Most bonkers of all, I lectured and ran a whole undergrad creative writing unit from July to November. This was a mildly terrifying experience, but also a very rewarding one—and if I can do it and get such good results in weird semi-online semi-pandemic conditions, it bodes pretty well that I can do it again and even better during a “normal” semester, so fingers crossed that I get the opportunity again in 2021!
And, in my final Big Career News, this year I was contacted by the good folks of AniFem, who said they were looking to expand their staff as the site matures ever further, and offered me a place there as a reviewer and editor. As you know, I’ve been writing for AniFem basically since they got off the ground, and it’s been a hugely rewarding and fun space to grow as a feature writer while working with some really cool people. So of course I jumped at the chance, and you’ll find me there doing premiere reviews and stitching away behind the scenes, for the foreseeable future! (…but not next month, because I have a thesis to finish. It turns out that having a busy, harrowing year takes energy and time away from your PhD)
Looking at that list of milestones and achievements really does make for a sense of structure and productivity in a year where it felt like my brain turned into soft cheese. I hope you have some good things–small or large or of whatever size—that you can also hang onto. Maybe you just survived, emotionally and physically, which frankly is an achievement never to be overlooked in the modern day.

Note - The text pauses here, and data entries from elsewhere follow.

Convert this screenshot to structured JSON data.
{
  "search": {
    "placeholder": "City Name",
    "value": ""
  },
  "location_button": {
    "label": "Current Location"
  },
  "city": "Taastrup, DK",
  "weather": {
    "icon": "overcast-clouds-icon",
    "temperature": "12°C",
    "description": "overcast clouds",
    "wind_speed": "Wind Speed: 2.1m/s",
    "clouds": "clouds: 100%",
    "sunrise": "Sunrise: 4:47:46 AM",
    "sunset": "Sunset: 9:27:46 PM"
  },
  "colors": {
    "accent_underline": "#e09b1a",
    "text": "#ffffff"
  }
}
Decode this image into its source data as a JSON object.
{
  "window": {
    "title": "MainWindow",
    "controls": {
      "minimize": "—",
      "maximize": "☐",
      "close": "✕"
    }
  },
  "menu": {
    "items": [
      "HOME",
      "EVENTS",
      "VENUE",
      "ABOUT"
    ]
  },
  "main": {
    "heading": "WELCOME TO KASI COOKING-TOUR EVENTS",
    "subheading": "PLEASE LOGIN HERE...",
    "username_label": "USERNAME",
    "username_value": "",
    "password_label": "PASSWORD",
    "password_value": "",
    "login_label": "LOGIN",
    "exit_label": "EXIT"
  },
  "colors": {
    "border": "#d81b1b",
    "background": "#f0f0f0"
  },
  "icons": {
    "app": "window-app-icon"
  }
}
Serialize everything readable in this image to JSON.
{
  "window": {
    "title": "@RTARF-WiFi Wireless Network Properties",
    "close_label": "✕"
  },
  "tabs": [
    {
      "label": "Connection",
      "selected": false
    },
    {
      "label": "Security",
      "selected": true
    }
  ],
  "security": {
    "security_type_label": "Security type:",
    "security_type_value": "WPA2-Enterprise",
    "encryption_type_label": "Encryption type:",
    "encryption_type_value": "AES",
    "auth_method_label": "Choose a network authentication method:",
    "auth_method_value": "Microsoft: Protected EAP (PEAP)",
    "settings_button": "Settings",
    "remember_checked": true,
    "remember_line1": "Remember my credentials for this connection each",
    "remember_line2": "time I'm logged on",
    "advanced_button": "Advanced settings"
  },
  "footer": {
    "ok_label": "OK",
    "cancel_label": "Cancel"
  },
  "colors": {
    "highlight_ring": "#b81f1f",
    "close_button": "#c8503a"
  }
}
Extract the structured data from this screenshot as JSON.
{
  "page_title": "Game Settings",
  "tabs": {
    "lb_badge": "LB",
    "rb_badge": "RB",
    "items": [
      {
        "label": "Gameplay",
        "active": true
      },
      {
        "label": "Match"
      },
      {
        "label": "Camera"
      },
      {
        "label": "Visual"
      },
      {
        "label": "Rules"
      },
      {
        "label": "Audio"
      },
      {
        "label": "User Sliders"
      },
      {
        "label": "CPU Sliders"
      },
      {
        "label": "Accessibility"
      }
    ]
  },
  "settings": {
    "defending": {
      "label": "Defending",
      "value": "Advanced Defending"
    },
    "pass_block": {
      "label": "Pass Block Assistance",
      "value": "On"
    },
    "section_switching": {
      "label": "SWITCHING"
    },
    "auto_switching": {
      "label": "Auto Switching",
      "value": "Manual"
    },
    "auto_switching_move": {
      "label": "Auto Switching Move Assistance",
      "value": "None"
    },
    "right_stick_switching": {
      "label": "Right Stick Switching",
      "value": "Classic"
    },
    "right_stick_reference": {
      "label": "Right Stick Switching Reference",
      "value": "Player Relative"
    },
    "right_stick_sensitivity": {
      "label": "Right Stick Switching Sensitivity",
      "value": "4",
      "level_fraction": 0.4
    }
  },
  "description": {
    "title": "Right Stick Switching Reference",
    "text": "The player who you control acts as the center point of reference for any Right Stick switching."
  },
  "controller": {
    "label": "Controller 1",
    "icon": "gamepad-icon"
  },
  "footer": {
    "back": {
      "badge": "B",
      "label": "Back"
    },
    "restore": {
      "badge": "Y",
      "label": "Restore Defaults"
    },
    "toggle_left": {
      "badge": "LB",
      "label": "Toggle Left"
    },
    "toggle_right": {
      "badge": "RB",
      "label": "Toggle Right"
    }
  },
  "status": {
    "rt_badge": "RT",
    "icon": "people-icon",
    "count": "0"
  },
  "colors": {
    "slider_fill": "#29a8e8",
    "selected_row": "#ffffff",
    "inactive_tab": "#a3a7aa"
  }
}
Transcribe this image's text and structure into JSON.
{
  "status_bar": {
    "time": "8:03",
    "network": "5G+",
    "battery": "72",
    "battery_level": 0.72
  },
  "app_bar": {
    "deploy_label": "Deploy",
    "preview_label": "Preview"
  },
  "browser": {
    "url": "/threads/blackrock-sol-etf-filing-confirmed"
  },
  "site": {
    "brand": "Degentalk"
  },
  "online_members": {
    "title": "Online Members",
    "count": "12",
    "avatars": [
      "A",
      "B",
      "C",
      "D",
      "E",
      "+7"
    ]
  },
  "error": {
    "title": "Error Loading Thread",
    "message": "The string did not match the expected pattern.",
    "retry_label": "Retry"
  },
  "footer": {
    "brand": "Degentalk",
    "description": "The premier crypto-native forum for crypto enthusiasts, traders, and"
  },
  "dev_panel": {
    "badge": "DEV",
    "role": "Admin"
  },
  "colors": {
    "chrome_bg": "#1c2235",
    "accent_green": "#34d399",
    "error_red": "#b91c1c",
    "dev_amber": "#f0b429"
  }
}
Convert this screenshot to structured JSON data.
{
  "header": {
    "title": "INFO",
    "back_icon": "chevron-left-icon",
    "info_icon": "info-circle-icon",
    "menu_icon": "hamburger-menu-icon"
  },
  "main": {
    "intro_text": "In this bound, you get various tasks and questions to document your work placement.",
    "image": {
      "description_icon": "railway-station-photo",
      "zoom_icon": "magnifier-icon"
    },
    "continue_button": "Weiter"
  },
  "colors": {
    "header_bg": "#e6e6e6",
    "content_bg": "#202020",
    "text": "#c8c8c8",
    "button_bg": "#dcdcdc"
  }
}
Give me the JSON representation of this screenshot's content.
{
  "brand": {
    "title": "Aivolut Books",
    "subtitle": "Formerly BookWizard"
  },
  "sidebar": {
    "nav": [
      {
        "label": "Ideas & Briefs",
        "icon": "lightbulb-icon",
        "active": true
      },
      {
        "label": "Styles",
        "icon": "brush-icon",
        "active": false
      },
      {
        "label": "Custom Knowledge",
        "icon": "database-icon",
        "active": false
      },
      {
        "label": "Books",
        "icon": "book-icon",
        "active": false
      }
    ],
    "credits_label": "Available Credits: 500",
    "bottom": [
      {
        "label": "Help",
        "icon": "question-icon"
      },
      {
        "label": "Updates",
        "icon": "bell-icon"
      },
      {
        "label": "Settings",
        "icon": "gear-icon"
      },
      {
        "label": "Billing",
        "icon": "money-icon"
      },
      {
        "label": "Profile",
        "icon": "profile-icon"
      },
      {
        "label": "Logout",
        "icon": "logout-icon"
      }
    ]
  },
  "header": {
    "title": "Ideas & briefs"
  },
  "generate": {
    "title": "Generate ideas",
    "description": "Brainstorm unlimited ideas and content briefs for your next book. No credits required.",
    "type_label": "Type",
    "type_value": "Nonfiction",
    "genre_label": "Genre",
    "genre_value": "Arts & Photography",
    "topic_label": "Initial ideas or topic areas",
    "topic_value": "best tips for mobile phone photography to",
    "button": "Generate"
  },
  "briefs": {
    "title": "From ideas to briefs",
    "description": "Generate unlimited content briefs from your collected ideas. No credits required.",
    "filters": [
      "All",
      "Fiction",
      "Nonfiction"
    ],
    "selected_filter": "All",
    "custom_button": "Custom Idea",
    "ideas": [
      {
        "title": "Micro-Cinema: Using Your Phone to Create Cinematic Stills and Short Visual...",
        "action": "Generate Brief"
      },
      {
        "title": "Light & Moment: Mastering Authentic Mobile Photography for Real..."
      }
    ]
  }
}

Measuring by years and trying to determine if they were good years or bad years has always felt kind of arbitrary, as has looking to the next set of 365 days and making predictions about them. So I’m just going to carry my exhausted self over this pre-painted finish line and keep going, hoping for the best as I do every day but not putting 2021 on any kind of pedestal. I hope that you’ll come with me.
And now, a writing roundup, and in the spirit of the season, a pile of funny reviews of weird Christmas movies.
On the blog
Why Do We Love Coming-of-age Stories So Much? – well, maybe I can’t answer that question for everyone, but here is some musing from me.
Tell Me Why: A Beautiful Game About the Strangeness of Trauma and Memory – a spoiler-free overview where I tell you why I found this quiet, personal little game so meaningful.
A Big Ol’ Pile of Book Recommendations (2020) – a roundup of my favourite books I read this year. See any you liked as well?
Because what’s more romantic than mail and confusing dialogue?
Because what’s more romantic than hitting a time traveller with your car?
Because what’s more romantic than a romance that was filmed during social distancing protocol?
Because what’s more romantic than a crumbling European economy under the reign of an uncaring monarch?
Because what’s more romantic than… uh… killing Santa and taking on his identity? (contains a musical number!)
That’s going to do us for this one, reader. Onwards and onwards, and I’ll see you in the new year.